    All you have to do is match up the notes that are played at the same time to see the implied harmony. I'll put the Lower guitar part in bold...

    F A C - implies F major
    A Bb C - could imply a number of things. What I usually look for is the two notes that are a third apart. A and C are a minor third apart. Therefore to me this implies a weird A minor chord with a flat 9. I don't even think people play minor flat 9 chords because of the dissonance. You could also say it implies Bb major 9 with no 3rd, just from the fact that the piece is written in F major. It also depends on what the bass is playing. This is the tricky one, but I am naming the chords from the key the piece is written in (F major).
    G A C - implies A minor 7, from the A and C (a minor) and the G is the seventh of A minor.
    A Bb C - ...
    F A C - F major
    Bb Bb C - Bb add 9 or C7, there is no third interval so you can't really say it is a definite chord.

    Sometimes composers harmonize to create chromatic movement rather than create chordal melodies.


    The next two bars are easy.

    BAR #2
    Upper guitar:
    F A G A
    Lower guitar:
    A C Bb C


    Implies F major, A minor, G minor, A minor.


    Bar #3
    Upper guitar:
    D F E F
    Lower guitar:
    F A G A


    Implies D minor, F major, E minor, F major.



    As you can see, you can imply triads, and inversions of triads. Its pretty cool.

Similar Threads

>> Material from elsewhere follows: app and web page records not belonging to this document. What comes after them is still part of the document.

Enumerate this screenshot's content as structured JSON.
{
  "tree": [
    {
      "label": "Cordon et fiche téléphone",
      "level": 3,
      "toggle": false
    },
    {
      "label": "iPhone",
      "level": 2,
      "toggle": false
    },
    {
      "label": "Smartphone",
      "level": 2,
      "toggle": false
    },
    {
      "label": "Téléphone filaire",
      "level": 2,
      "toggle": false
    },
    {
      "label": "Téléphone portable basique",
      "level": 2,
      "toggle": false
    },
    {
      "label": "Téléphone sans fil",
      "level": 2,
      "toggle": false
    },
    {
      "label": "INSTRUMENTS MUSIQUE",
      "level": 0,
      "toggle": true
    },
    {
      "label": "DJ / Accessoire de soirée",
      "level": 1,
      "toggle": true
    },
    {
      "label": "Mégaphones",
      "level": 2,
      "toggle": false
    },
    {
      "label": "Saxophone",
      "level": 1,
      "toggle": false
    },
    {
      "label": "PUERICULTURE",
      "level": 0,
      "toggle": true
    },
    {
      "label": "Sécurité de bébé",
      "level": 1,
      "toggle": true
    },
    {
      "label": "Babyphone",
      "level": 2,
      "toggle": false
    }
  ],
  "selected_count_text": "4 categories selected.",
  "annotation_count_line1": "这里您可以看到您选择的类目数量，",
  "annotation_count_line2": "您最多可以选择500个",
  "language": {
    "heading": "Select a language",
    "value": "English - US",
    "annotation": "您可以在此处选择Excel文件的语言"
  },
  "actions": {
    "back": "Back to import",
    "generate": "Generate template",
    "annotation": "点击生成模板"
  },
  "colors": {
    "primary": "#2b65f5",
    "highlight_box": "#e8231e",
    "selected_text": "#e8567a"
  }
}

  1. Playing Bass & Improving Guitar Skills?
    By Tune2B in forum Getting Started
    Replies: 18
    Last Post: 06-02-2006, 07:44 PM
  2. Singing while playing Guitar / "Bands"
    By cma in forum Mental Stuff
    Replies: 8
    Last Post: 04-02-2005, 11:38 AM
  3. How to enjoy the guitar
    By Rizla in forum Guitar Technique
    Replies: 16
    Last Post: 01-11-2005, 10:28 PM
  4. Guitar playing wrecking my whole body
    By Bande in forum Mental Stuff
    Replies: 15
    Last Post: 12-28-2004, 12:56 AM

Posting Permissions

  • You may not post new threads
  • You may not post replies
  • You may not post attachments
  • You may not edit your posts
  •